Even so, I loved the day. I wasn’t stressed or frazzled, I was actually quite enthusiastic and content. The fact that I had such a tight, minute-by-minute morning booked was not the truck driver’s fault, nor the computer’s, nor the barista’s – it was mine. I chose to stay an extra night at the lake (boohoo for me, right?) and was jamming my morning to get everything done. 

So how can you stop a bad day as it starts – even if it feels like one thing after another is going wrong? 

enlightened man calm in the midst of chaos

Well, a lot of advice from speakers in my professional development space would include: “Plan better.” “Don’t procrastinate.” “Don’t overload your schedule.” “Be more organized.” If you are disciplined enough to consistently implement all of this advice a) let me bow down before you and b) then you know, it still doesn’t protect you from having plans go sideways – it’s called life. 

These are all excellent proactive strategies that, in advance, will help minimize the risk for a bad day, and, in the moment, will do nothing to stop the train wreck of a day you’re having. 

The only true way to stop a bad day in its tracks is to not allow the frustration from one annoyance to snowball into the next. By quickly processing and dealing with each issue independently, then you can move forward to deal with the next obstacle with a fresh perspective that is untainted by the last. 

Logically it makes sense. Each obstacle is independent of the other. The barista had nothing to do with the traffic which had nothing to do with the laptop issues which had nothing to do with the printer mix up. 

Unfortunately, logic doesn’t always translate into practice. It’s easy to lump small issues together compounding their impact and that’s what creates the annoying, frustrating days we want to avoid.   

The answer is being disciplined in the emotional capacity you assign to each obstacle.

Just because something goes wrong, you do not need to emotionally react to it.

Let me repeat. 

Just because something goes wrong, you do not need to emotionally react to it.

We assign way too much of our emotional capacity to minor obstacles that don’t deserve our focus. To deal with obstacles that happen on a daily basis we need to go into problem-solving mode. What is not needed is extra drama. Catastrophizing small issues into big ones makes the small issues exponentially harder to overcome effectively. 

Save your emotional reactions for the real stuff that matters, not the small pebbles along the way. And, even if you emotionally react to something annoying like bad traffic (After all, you are human.) that emotion does not need to stick. It doesn’t need to fester and become a larger issue that impacts your perspective for the obstacle you’re bound to face next. 
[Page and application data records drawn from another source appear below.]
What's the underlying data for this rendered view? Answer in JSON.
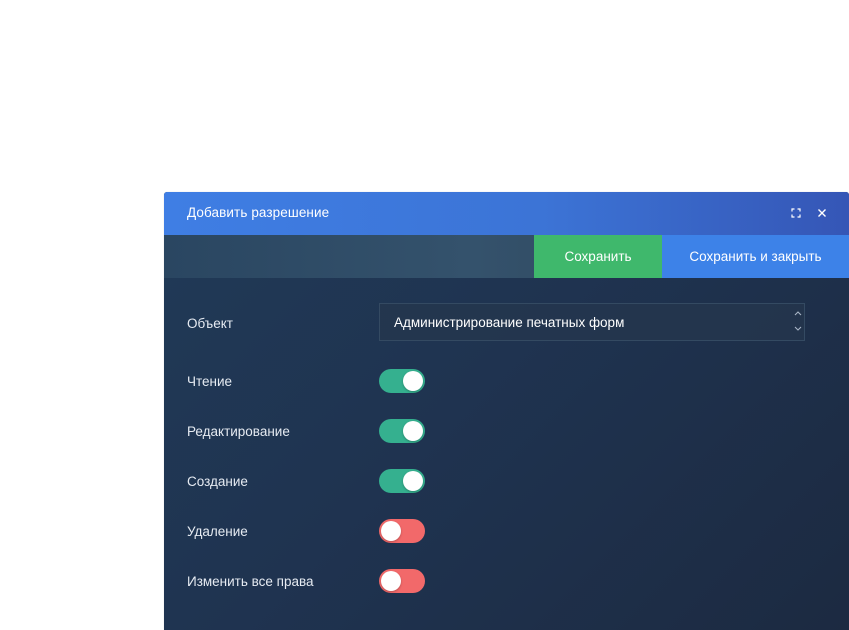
{
  "dialog": {
    "title": "Добавить разрешение",
    "icons": {
      "maximize": "maximize-icon",
      "close": "close-icon"
    }
  },
  "toolbar": {
    "save_label": "Сохранить",
    "save_close_label": "Сохранить и закрыть"
  },
  "form": {
    "object_label": "Объект",
    "object_value": "Администрирование печатных форм",
    "permissions": [
      {
        "label": "Чтение",
        "enabled": true
      },
      {
        "label": "Редактирование",
        "enabled": true
      },
      {
        "label": "Создание",
        "enabled": true
      },
      {
        "label": "Удаление",
        "enabled": false
      },
      {
        "label": "Изменить все права",
        "enabled": false
      }
    ]
  },
  "colors": {
    "title_bar": "#3f7ee4",
    "save_button": "#3fb86c",
    "save_close_button": "#3d82e8",
    "toggle_on": "#35b08f",
    "toggle_off": "#f2696a"
  }
}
The lens through which we see each obstacle on our path needs to be fresh and free from negative emotional clutter of the last. Look at obstacles as individual occurrences, not as a series of dominoes that you then link together to make a bad day. The most frustrating days are generally the accumulations of these minor occurrences that are given too much attention – and that robs your capabilities to perform optimally when you’re at work.

This is everyday resilience in action.
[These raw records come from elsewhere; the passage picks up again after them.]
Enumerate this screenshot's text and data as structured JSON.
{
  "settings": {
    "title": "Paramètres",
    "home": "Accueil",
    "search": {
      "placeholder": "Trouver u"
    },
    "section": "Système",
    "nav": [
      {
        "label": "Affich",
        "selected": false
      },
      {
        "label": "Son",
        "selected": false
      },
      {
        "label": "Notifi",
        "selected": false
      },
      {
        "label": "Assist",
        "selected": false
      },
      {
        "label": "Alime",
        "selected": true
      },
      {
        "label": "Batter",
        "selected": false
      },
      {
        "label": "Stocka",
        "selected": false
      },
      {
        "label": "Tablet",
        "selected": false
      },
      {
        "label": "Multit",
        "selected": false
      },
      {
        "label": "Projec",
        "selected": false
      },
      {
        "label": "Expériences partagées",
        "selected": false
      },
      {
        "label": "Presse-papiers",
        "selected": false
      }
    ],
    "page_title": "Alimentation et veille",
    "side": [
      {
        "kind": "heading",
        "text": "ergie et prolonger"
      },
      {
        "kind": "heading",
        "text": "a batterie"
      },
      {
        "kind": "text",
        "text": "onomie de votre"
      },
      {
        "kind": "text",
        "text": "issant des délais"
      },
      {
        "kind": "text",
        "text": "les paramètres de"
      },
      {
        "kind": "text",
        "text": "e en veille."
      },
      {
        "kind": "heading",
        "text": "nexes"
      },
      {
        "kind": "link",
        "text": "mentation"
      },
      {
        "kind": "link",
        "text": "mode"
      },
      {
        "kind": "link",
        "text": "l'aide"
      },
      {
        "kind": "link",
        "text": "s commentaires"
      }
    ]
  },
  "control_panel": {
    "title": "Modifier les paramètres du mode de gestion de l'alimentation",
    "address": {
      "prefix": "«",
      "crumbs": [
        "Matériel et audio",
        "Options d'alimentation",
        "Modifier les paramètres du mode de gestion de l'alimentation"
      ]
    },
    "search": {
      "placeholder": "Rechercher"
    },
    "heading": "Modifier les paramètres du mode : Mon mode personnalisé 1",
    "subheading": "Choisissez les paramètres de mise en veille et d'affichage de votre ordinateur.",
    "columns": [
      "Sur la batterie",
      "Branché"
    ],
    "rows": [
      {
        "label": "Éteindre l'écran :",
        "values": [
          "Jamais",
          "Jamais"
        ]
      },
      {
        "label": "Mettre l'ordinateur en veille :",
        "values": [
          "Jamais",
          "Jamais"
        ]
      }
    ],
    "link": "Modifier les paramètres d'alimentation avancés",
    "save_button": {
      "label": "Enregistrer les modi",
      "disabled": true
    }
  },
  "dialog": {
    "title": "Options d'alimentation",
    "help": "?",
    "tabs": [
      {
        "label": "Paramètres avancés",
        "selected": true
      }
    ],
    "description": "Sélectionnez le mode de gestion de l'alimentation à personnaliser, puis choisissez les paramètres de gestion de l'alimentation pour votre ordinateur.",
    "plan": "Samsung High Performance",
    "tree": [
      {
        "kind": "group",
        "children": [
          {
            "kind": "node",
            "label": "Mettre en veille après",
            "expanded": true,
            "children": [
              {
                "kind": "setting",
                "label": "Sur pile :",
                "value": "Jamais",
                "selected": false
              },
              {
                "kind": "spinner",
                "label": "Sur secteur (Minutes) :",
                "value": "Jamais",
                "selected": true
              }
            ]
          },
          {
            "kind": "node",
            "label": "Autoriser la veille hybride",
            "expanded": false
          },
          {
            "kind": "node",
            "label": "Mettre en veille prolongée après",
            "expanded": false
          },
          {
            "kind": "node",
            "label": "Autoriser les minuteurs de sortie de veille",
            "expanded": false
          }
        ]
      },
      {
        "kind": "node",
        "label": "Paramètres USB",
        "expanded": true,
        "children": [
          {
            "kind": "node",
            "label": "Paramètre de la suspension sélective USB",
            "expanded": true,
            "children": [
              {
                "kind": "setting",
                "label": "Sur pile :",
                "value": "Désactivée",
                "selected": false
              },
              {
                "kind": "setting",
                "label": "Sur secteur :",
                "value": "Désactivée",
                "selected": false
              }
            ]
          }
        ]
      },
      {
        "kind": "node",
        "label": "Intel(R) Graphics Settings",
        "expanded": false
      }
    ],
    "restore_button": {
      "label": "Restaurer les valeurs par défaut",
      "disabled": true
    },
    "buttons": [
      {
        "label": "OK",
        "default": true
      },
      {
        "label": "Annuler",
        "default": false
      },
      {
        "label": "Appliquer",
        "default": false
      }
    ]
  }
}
Activate This: To stop the cycle, accept the obstacles as they come. Recognize your reaction to daily challenges. What’s the trigger, what’s your response and are you letting the intensity of a past issue domino into another? 

Want more? Check out my book, Married My Mom, Birthed a Dog: How to Be Resilient when Life Sucks!
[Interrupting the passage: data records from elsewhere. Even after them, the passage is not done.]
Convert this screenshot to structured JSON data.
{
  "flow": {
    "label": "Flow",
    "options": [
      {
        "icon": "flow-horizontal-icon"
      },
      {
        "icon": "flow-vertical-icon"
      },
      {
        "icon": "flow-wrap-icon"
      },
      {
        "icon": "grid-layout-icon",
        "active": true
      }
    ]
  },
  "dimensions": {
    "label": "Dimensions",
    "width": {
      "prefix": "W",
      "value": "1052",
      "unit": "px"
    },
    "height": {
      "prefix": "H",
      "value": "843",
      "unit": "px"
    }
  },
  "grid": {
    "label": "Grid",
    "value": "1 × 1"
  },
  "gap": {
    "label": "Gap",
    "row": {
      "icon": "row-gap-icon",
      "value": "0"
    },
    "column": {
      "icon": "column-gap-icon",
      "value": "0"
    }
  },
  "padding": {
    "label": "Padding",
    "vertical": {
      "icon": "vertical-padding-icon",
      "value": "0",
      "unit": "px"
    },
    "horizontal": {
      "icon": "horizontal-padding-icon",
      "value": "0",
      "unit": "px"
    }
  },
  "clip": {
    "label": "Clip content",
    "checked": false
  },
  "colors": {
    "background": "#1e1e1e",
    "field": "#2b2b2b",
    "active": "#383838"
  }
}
Let me know in the comments below. Have you had a “bad” day that escalated because of stupid obstacles that threw off your day? How do you stop a frustrating day in its tracks?